for an employee’s growth in his/her current position.
Look ahead and develop mutually agreeable
goals for the next performance cycle. Make these
goals measurable and designate timelines for each.
Communicate and assess progress toward goals
regularly. Periodic tracking of progress toward goals
helps keep behavior on target and enhances the
employee’s commitment to effective performance.
Below are some additional tips for providing effective
Do be specific when describing Don’t be vague.
Don’t use accusations.
Do be specific when describing
Don’t judge the person.
Don’t pass along vague feedback
Do acknowledge the personal

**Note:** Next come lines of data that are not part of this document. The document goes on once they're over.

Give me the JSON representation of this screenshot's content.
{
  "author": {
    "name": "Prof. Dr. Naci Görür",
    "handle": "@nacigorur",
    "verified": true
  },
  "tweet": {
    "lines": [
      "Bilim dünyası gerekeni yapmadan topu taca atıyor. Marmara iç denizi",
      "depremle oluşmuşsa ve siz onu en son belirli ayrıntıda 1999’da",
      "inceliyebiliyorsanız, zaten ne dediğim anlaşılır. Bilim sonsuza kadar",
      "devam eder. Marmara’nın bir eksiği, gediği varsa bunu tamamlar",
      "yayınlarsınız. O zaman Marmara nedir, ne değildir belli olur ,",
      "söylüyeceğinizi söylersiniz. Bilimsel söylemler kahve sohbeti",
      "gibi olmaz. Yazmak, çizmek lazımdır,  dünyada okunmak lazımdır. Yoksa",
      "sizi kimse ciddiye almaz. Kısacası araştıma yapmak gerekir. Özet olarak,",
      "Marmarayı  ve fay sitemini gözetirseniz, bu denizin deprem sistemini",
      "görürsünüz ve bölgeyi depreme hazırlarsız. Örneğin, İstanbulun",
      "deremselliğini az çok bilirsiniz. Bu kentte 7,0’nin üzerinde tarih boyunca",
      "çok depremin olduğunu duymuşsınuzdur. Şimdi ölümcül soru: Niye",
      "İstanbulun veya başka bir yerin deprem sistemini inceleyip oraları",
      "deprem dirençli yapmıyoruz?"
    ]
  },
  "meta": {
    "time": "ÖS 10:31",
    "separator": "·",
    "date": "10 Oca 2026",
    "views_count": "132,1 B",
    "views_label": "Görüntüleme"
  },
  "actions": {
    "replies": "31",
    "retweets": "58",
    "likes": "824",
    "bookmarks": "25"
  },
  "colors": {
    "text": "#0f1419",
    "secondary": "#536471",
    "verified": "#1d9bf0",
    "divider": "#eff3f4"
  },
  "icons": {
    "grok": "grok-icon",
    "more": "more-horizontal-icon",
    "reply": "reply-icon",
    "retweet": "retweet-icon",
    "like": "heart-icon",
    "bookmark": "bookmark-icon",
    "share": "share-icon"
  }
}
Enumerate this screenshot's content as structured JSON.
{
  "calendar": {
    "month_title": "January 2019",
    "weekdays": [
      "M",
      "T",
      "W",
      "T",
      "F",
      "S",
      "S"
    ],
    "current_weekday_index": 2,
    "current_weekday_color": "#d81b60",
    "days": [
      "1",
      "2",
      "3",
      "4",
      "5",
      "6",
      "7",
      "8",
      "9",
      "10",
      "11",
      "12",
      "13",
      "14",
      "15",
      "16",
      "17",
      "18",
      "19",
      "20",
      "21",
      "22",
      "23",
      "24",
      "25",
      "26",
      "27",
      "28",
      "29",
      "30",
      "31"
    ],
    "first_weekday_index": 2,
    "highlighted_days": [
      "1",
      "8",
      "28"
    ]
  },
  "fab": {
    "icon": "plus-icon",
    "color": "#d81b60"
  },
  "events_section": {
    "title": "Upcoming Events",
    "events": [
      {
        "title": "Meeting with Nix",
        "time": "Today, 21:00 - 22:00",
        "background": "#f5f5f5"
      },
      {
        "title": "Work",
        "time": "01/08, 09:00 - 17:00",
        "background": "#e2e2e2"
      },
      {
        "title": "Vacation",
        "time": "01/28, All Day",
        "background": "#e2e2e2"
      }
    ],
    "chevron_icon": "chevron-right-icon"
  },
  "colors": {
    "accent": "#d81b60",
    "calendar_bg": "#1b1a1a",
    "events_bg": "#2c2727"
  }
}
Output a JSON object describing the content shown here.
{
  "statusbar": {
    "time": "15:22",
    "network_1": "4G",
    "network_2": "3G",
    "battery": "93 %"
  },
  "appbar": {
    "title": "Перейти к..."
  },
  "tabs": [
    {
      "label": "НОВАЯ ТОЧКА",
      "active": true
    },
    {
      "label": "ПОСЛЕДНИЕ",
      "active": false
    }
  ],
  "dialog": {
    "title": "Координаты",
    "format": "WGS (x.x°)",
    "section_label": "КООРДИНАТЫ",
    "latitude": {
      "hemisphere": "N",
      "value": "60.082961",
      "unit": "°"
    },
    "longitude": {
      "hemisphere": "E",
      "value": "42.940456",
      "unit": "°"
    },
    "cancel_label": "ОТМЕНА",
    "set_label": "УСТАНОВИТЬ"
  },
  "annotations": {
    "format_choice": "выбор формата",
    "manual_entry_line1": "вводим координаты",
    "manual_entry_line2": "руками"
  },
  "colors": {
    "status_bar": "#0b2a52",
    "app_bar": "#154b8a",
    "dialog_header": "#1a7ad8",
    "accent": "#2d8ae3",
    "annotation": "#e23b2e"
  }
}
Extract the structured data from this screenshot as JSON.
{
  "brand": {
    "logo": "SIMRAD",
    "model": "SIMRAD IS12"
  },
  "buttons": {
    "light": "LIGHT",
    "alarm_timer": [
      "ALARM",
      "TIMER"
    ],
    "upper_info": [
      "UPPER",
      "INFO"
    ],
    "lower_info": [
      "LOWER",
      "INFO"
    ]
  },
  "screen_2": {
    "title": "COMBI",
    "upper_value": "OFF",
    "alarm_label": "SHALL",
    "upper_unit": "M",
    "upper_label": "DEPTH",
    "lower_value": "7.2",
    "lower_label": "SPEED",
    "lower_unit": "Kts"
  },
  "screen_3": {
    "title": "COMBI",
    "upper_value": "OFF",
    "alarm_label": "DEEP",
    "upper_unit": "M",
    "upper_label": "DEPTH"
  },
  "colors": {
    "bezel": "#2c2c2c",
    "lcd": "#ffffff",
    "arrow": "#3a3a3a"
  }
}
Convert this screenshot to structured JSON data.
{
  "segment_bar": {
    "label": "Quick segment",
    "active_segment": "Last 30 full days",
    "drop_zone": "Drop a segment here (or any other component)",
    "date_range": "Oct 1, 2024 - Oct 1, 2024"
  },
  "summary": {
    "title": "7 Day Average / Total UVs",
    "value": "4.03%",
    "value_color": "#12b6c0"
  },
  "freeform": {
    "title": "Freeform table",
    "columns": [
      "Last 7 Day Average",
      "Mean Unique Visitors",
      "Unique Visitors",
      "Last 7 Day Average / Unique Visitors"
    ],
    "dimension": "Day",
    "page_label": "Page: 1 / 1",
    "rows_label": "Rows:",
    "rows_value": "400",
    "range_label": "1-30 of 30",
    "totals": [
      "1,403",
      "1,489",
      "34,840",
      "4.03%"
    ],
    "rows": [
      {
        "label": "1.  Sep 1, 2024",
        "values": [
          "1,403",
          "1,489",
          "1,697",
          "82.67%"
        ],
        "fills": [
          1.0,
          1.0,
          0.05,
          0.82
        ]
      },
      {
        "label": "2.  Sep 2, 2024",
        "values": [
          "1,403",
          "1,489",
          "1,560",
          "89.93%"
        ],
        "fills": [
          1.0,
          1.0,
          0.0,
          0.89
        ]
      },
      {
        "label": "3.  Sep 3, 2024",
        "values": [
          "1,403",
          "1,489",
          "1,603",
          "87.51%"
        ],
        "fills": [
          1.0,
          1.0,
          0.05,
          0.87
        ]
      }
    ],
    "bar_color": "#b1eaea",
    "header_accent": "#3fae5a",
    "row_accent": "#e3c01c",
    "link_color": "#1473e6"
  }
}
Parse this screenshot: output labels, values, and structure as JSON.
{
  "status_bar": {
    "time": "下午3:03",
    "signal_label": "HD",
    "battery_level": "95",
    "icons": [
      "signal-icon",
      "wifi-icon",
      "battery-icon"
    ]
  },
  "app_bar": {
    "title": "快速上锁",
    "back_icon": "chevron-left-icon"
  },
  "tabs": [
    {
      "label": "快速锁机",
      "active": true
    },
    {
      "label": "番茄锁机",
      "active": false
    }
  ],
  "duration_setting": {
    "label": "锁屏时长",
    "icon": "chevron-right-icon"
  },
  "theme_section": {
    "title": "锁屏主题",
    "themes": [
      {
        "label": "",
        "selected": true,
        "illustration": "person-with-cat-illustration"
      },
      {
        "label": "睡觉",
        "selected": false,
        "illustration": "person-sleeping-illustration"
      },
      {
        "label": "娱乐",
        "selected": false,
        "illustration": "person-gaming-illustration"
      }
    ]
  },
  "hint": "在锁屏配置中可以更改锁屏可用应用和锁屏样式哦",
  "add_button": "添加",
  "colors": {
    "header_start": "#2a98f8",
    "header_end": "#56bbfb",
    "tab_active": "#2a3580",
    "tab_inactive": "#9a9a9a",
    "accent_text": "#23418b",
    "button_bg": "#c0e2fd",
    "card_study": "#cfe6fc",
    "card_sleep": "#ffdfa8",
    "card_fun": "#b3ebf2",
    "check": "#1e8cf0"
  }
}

Don’t give advice unless asked.
Do judge the behavior.
Do pay attention to body
language. Don’t qualify feedback by
Do use verbatim quotes.
Don’t generalize with words like
Do recreate the behavior, if
“always” or “never.”
Don’t label feedback in advance.
Do give feedback in a timely
manner. Don’t sandwich feedback
messages with words like “but.”
Do give feedback, check for
understanding, and then STOP.
Do say “I felt” or “I was” to frame
the impact statement.
Do focus on a single message.
Do be sensitive to feedback’s
The act of receiving feedback requires careful listening,
consideration and evaluation to do something positive with it.
Receiving critical performance feedback can sometimes be
difficult to hear. However, listening to valid critical feedback is
important to help us learn from our mistakes and make
adjustments in our performance and behavior. As an
employee, here are some tips for receiving critical feedback:
Thank the supervisor for bringing the problem out in
Paraphrase the performance issue described by the
Request specific feedback.
Accept the feedback as valid but do not fall into
exaggerated put-downs and negative self-talk.
Avoid too much apologizing or overcompensating for
Ask the supervisor to provide potential solutions to
help resolve the problem, instead of dwelling on